Dataset rows for apps and sites:

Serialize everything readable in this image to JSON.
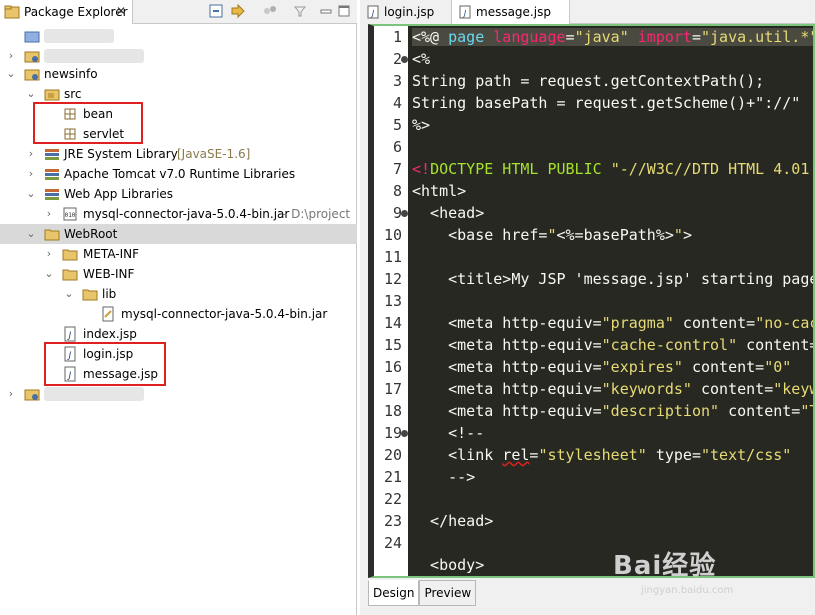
{
  "explorer": {
    "title": "Package Explorer",
    "close": "✕"
  },
  "tree": {
    "project": "newsinfo",
    "src": "src",
    "bean": "bean",
    "servlet": "servlet",
    "jre_label": "JRE System Library",
    "jre_decoration": "[JavaSE-1.6]",
    "tomcat": "Apache Tomcat v7.0 Runtime Libraries",
    "webapp_libs": "Web App Libraries",
    "mysql_jar": "mysql-connector-java-5.0.4-bin.jar",
    "mysql_jar_path": "- D:\\project",
    "webroot": "WebRoot",
    "meta_inf": "META-INF",
    "web_inf": "WEB-INF",
    "lib": "lib",
    "lib_jar": "mysql-connector-java-5.0.4-bin.jar",
    "index": "index.jsp",
    "login": "login.jsp",
    "message": "message.jsp"
  },
  "editor": {
    "tabs": [
      "login.jsp",
      "message.jsp"
    ],
    "bottom_tabs": [
      "Design",
      "Preview"
    ],
    "line_numbers": [
      "1",
      "2",
      "3",
      "4",
      "5",
      "6",
      "7",
      "8",
      "9",
      "10",
      "11",
      "12",
      "13",
      "14",
      "15",
      "16",
      "17",
      "18",
      "19",
      "20",
      "21",
      "22",
      "23",
      "24"
    ]
  },
  "watermark": {
    "brand": "Bai经验",
    "url": "jingyan.baidu.com"
  },
  "colors": {
    "editor_bg": "#272822",
    "tag": "#f92672",
    "string": "#e6db74",
    "attr": "#a6e22e",
    "highlight_box": "#e02020"
  }
}
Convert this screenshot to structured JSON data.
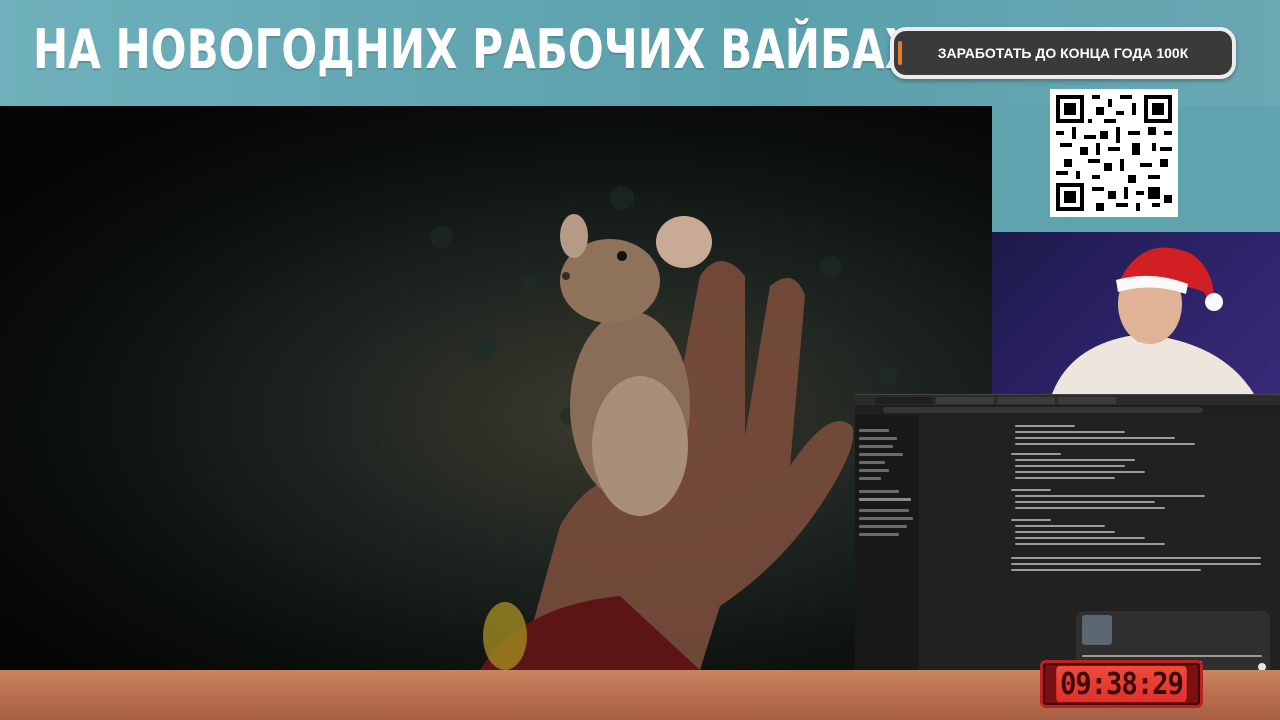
{
  "header": {
    "title": "НА НОВОГОДНИХ РАБОЧИХ ВАЙБАХ",
    "cta_label": "ЗАРАБОТАТЬ ДО КОНЦА ГОДА 100К"
  },
  "icons": [
    "qr-code-icon"
  ],
  "timer": {
    "value": "09:38:29"
  },
  "colors": {
    "header_bg": "#6fb0bb",
    "cta_bg": "#3a3a3a",
    "cta_accent": "#e07b2a",
    "timer_bg": "#e0302a",
    "floor": "#b56b4b",
    "webcam_bg": "#2b2266"
  }
}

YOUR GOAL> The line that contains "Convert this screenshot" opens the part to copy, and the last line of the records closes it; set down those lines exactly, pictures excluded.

FINISHED EXERCISE>
Convert this screenshot to structured JSON data.
{
  "header": {
    "title": "НА НОВОГОДНИХ РАБОЧИХ ВАЙБАХ",
    "cta_label": "ЗАРАБОТАТЬ ДО КОНЦА ГОДА 100К"
  },
  "icons": [
    "qr-code-icon"
  ],
  "timer": {
    "value": "09:38:29"
  },
  "colors": {
    "header_bg": "#6fb0bb",
    "cta_bg": "#3a3a3a",
    "cta_accent": "#e07b2a",
    "timer_bg": "#e0302a",
    "floor": "#b56b4b",
    "webcam_bg": "#2b2266"
  }
}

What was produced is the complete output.